sausage, jam and butter, turkey or beef
mortadella. Many Lebanese help themselves to fatteh, made with layers of toasted
pita, chickpeas, yogurt and pine nuts, and
Iranians might opt for a piece of naan
(bread), or, if they’re craving a heartier
breakfast option, halim (a mixture of
wheat, cinnamon, butter and sugar cooked
with shredded meat in huge pots that can
be eaten hot or cold).
or a list of the resources used for
this article and descriptions and
photos of some of the items
described here, as well as additional
international-themed breakfast recipes,
don’t miss online-only content at www.
early hours of the day, you’re likely to see
Australians spreading the dark brown food
paste, which is made from leftover
brewers’ yeast extract and contains a
variety of vegetables and spice additives,
on a piece of bread.
The Morning Meal in…
Your Operation
Left salivating—and inspired—by this
article? While many of the breakfast items
you’ve just read about, as well as the
recipes included on these pages, require far
more time and ingredients than typically
allowed in a school nutrition operation—
and probably won’t fit into either your
budget or the reimbursable meal pattern—
you can still apply such cultural influences
for special occasion menus, nutrition
education activities, classroom partnerships, cultural heritage promotions and
more. No matter what you serve for
breakfast, always be sure to offer a hearty
welcome to your students and encourage
them to enjoy their morning meal—maybe
with a friendly greeting in a different
language, such as French, Spanish or
Indonesian (“Bon appetit!”, “¡Buen
provecho!” or “Selamat makan!”). SN
Cecily Walters is School Nutrition’s managing
editor.

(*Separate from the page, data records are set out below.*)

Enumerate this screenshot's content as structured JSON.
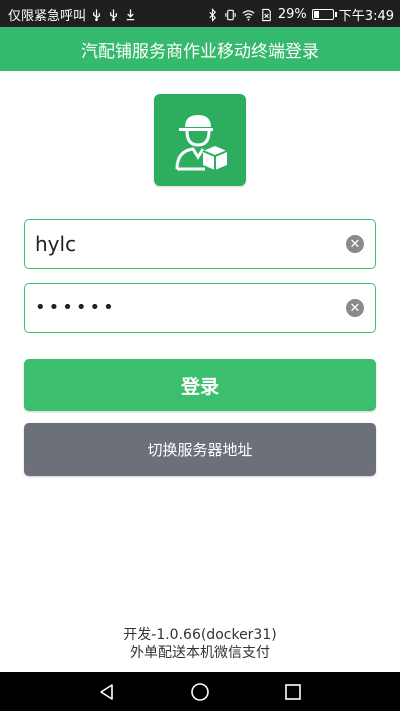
{
  "status_bar": {
    "left_text": "仅限紧急呼叫",
    "battery_text": "29%",
    "battery_level": 0.29,
    "time": "下午3:49"
  },
  "header": {
    "title": "汽配铺服务商作业移动终端登录"
  },
  "logo": {
    "icon": "delivery-person-icon",
    "color": "#2cae5e"
  },
  "login_form": {
    "username_value": "hylc",
    "password_value": "••••••",
    "clear_icon": "clear-icon"
  },
  "buttons": {
    "login_label": "登录",
    "switch_server_label": "切换服务器地址"
  },
  "footer": {
    "version": "开发-1.0.66(docker31)",
    "note": "外单配送本机微信支付"
  },
  "colors": {
    "accent": "#35b96d",
    "secondary_button": "#6c7179"
  }
}
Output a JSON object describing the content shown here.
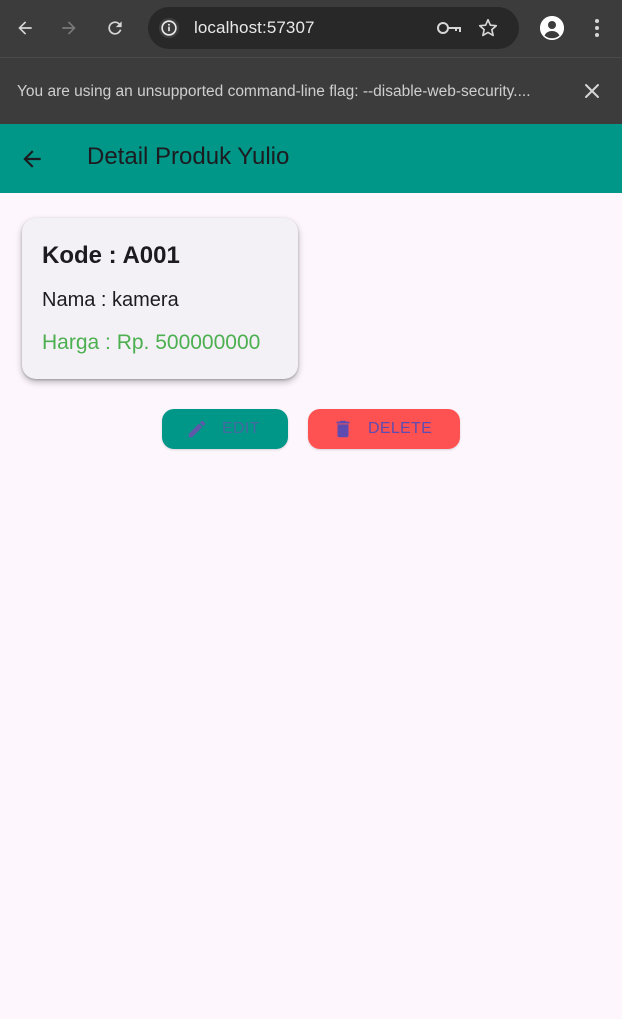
{
  "browser": {
    "url": "localhost:57307",
    "infobar_message": "You are using an unsupported command-line flag: --disable-web-security....",
    "icons": {
      "back": "arrow-left-icon",
      "forward": "arrow-right-icon",
      "reload": "reload-icon",
      "site_info": "info-icon",
      "password": "key-icon",
      "bookmark": "star-icon",
      "profile": "person-icon",
      "menu": "kebab-menu-icon",
      "close": "close-icon"
    }
  },
  "appbar": {
    "title": "Detail Produk Yulio",
    "back_icon": "arrow-back-icon",
    "color": "#009688"
  },
  "product": {
    "kode": "Kode : A001",
    "nama": "Nama : kamera",
    "harga": "Harga : Rp. 500000000",
    "harga_color": "#4caf50"
  },
  "actions": {
    "edit_label": "EDIT",
    "edit_icon": "pencil-icon",
    "edit_color": "#009688",
    "delete_label": "DELETE",
    "delete_icon": "trash-icon",
    "delete_color": "#fe5252"
  }
}
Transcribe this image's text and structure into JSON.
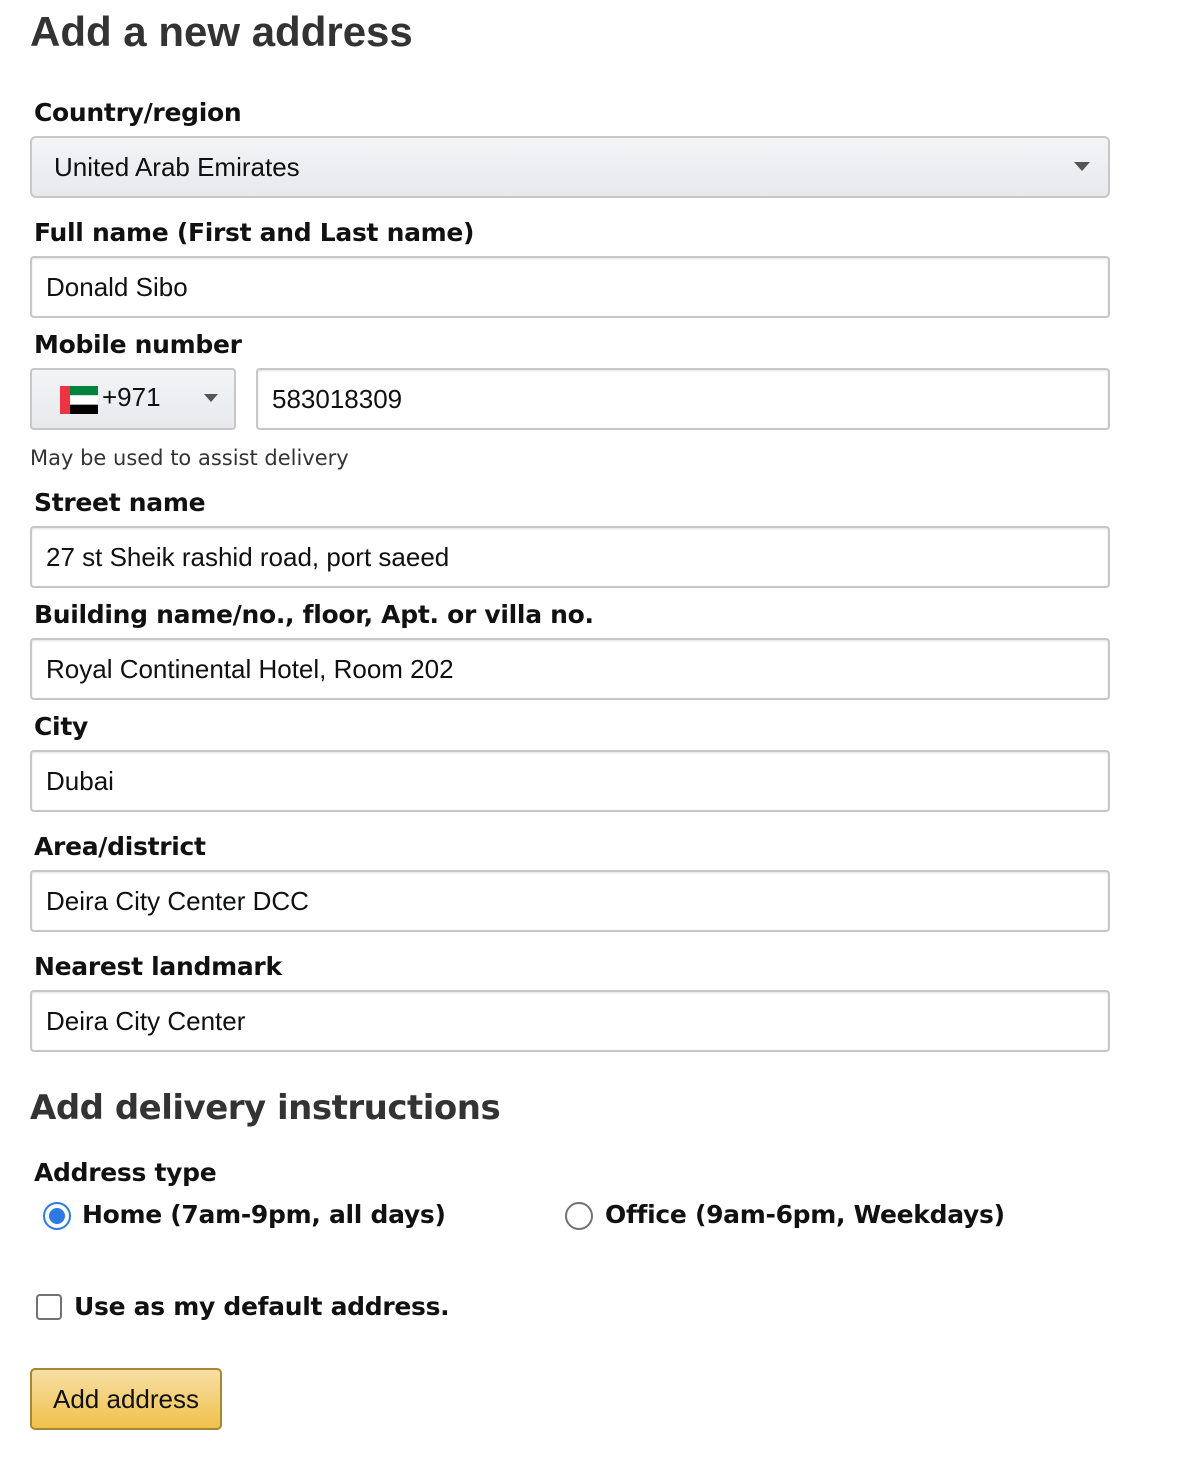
{
  "page_title": "Add a new address",
  "country": {
    "label": "Country/region",
    "value": "United Arab Emirates"
  },
  "full_name": {
    "label": "Full name (First and Last name)",
    "value": "Donald Sibo"
  },
  "mobile": {
    "label": "Mobile number",
    "country_code": "+971",
    "flag_icon": "uae-flag-icon",
    "value": "583018309",
    "helper": "May be used to assist delivery"
  },
  "street": {
    "label": "Street name",
    "value": "27 st Sheik rashid road, port saeed"
  },
  "building": {
    "label": "Building name/no., floor, Apt. or villa no.",
    "value": "Royal Continental Hotel, Room 202"
  },
  "city": {
    "label": "City",
    "value": "Dubai"
  },
  "area": {
    "label": "Area/district",
    "value": "Deira City Center DCC"
  },
  "landmark": {
    "label": "Nearest landmark",
    "value": "Deira City Center"
  },
  "delivery": {
    "title": "Add delivery instructions",
    "address_type_label": "Address type",
    "options": [
      {
        "label": "Home (7am-9pm, all days)",
        "selected": true
      },
      {
        "label": "Office (9am-6pm, Weekdays)",
        "selected": false
      }
    ]
  },
  "default_address": {
    "label": "Use as my default address.",
    "checked": false
  },
  "submit_label": "Add address",
  "colors": {
    "radio_selected": "#2c7be5",
    "button_top": "#f7dfa5",
    "button_bottom": "#f0c14b",
    "button_border": "#a88734"
  }
}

Editor Patricia Fitzgerald also contributed
The Morning Meal in…Australia
As we wind down our continent-by-continent jaunt, it’s time to briefly head down
under to Australia. You’ve probably heard
that Australians love their Vegemite, and
that goes for breakfast time, too. In the
to this article.
To Your Credit: For CEUs toward SNA
certification, complete the “To Your Credit”
test on page 68.
Recipes obtained from outside sources and published in School Nutrition have not been tested by the magazine or SNA in a school foodservice
setting, except for certain “Kitchen Wisdom” selections, which are evaluated by a volunteer pool of operators. When available, nutrient analyses are
provided by the recipe source. Required ingredients, preparation steps and nutrient content make some recipes more appropriate for catering
applications or adult meals. Readers are encouraged to test recipes and calculate their own nutrition analyses and meal patterns before adding a
recipe to school menus. In addition, SN recognizes that individual schools use varying documentation methods and preparation steps to comply
with HACCP principles; we encourage you to add your own HACCP steps to these recipes.